One thing worth mentioning is that one of the key resources at Continental were the employees. More productive employees lead to better margins. The ability to deal with problems efficiently, in turn, created job satisfaction, as employee see their efforts give way results. According to Porter’s analysis, The Five Forces determine the competitive intensity and therefore the attractiveness of a market.

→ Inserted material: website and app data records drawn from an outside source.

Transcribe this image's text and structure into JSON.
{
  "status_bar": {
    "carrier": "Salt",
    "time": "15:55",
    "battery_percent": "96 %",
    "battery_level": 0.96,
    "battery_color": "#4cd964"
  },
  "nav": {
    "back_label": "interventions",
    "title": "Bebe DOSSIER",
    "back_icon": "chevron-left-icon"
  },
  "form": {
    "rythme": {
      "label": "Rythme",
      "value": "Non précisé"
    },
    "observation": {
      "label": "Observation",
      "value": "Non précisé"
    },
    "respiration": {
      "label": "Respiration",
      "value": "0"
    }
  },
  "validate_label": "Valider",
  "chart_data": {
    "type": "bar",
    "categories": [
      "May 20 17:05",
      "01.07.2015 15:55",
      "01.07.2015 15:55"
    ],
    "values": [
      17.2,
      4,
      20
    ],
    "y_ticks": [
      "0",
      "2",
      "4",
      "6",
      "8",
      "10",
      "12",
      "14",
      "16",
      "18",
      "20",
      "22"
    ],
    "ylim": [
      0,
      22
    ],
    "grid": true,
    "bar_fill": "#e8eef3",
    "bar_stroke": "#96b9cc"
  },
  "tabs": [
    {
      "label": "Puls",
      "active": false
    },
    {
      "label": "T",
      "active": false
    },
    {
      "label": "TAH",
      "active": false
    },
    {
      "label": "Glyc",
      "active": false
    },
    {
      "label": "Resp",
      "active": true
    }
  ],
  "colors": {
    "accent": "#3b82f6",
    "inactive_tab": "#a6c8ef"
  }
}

Continental is implementing a unique strategy making hard for new companies to enter the market and uncrease barriers. Therefore, there is a low threat of new entrants because the service they are offering is difficult to copy . Bargaining Power of Suppliers: The bargaining power of suppliers will decrease because as Continental is controlling more information about customers therefore they are offering exactly what costumers need which makes possible to build brand awareness – the bargaining power of the company increases. Threat of Substitutes: The IS strategy gives to Continental Airline a competitive advantage because they control customer’s information therefore they are able to capture loyalty of them and minimize substitutes. Bargaining Power of Buyers: Since there is a new IS the company is increasing barriers for customers switching costs. The buyers are becoming more loyal and establishing a bound to the company services which makes difficult for them to change. Therefore the bargaining power of buyers is decreasing.

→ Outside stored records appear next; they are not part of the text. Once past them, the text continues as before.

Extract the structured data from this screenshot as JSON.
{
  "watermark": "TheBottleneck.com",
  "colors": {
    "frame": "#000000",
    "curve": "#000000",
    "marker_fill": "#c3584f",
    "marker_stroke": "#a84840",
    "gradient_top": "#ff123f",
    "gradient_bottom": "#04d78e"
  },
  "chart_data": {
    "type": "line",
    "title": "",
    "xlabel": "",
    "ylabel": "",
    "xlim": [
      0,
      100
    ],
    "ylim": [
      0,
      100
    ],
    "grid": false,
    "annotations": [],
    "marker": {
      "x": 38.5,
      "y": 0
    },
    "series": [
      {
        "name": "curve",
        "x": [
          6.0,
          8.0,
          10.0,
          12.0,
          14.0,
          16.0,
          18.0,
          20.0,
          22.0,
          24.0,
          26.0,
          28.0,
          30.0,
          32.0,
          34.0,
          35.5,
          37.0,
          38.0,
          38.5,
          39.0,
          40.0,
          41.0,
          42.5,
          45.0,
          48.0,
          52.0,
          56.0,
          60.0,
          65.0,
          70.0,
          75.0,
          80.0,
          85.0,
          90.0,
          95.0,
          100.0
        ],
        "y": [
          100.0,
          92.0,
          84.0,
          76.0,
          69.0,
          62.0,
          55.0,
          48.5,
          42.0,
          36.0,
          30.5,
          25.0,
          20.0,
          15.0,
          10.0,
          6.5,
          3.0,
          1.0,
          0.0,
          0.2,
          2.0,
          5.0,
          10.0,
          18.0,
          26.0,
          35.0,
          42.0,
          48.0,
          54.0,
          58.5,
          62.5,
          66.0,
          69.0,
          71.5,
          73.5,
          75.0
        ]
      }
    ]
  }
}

The information systems at Continental have a strategic impact in because they have a major positive impact in: Increasing Industry Rivalry Lowering Customer Bargain Power 4. Regarding their business value analyse the IT systems mentioned positioning them in McFarlans’s Matrix. According to the McFarlan’s Matrix listed bellow, for example CRM (Customer Relationship Management) plays a strategic role in Continental’s Airline, because the existing and future expansion is vital to the firm’s success. CRM made possible the Amrita Ranchhod Pagina 7 Case Study: Continental Airlines Tech Strategy Takes Off lose relationship between the company’s customers and each employee, giving these last ones better information about specific needs of their customers. Loyalty is very important for them, so by using the data warehouse with real time information ensured higher customer retention. The CRM system also facilitated crossselling (offering customers complimentary products based on their previous purchases) and up-selling (offering customer’s premium products in the same category).

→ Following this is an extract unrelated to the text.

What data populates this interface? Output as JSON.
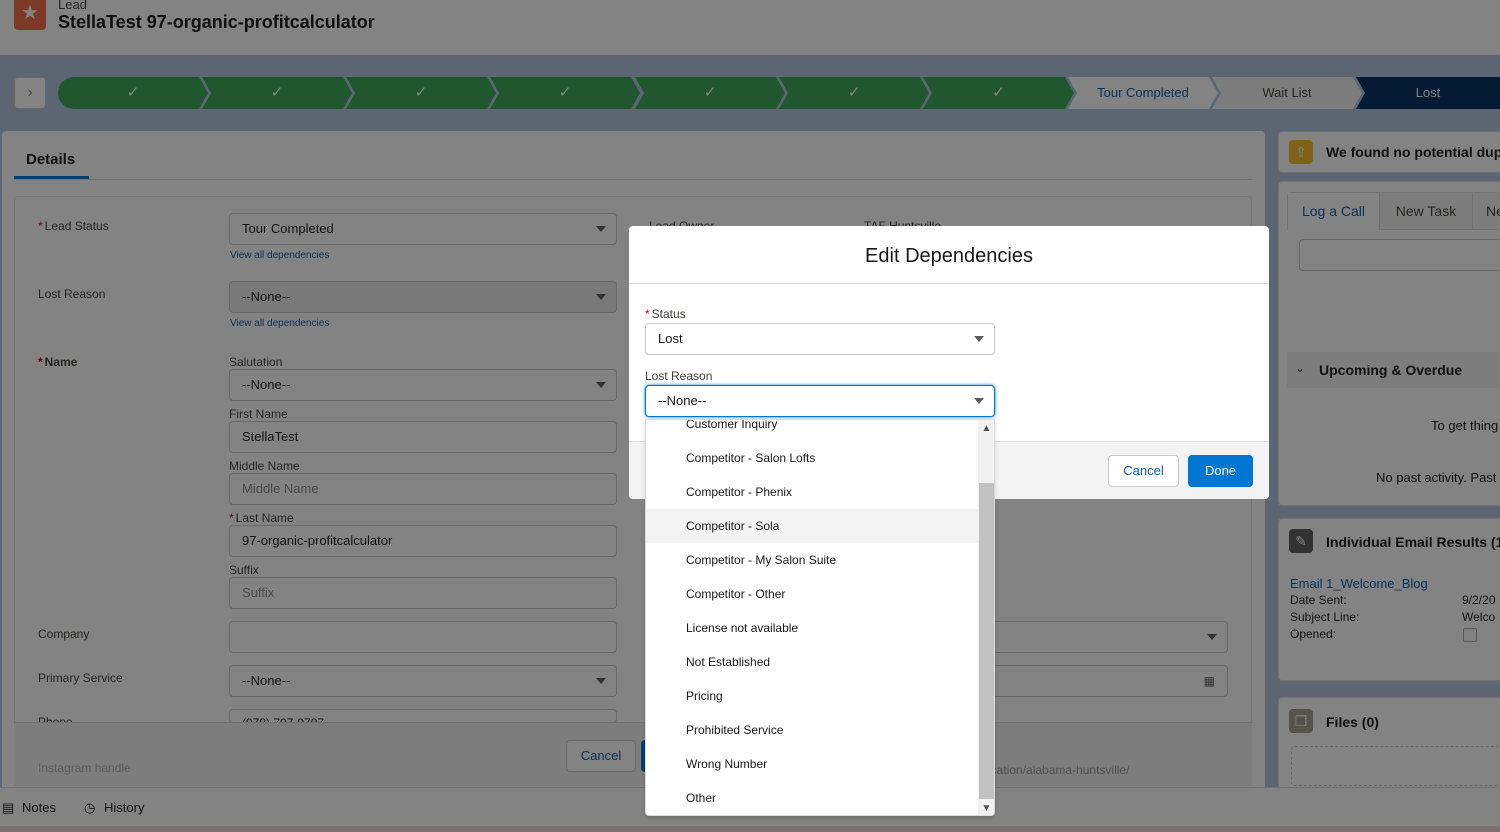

Alignment is always going to be a moving target. Business objectives are in change, while IT tends to move in more stable patterns. From my point of view the key recommendation is to focus on what can the company achieve now and take one step at a time. For them to be aligned there should be a balanced in terms of communication. Business people “speak in business language” and IT people in technical terms. To solve this problem, we should put this two together and “make them” find their own language and this involves communication, process alignment and value demonstration.
These people must have the right tools and skills to work together so they can arise the best strategies. In my point of view, creating a new department, in theory is easy but they are always full of obstacles and always busy. For example, employees profiles can be created to gather information about their competencies. Also within the organization make audit objective as ensuring a strong coupling between the business operations and the IT operations and to ensure that both the operations align with the overall business strategy.
Haven’t found the relevant content? Hire a subject expert to help you with Continental Airlines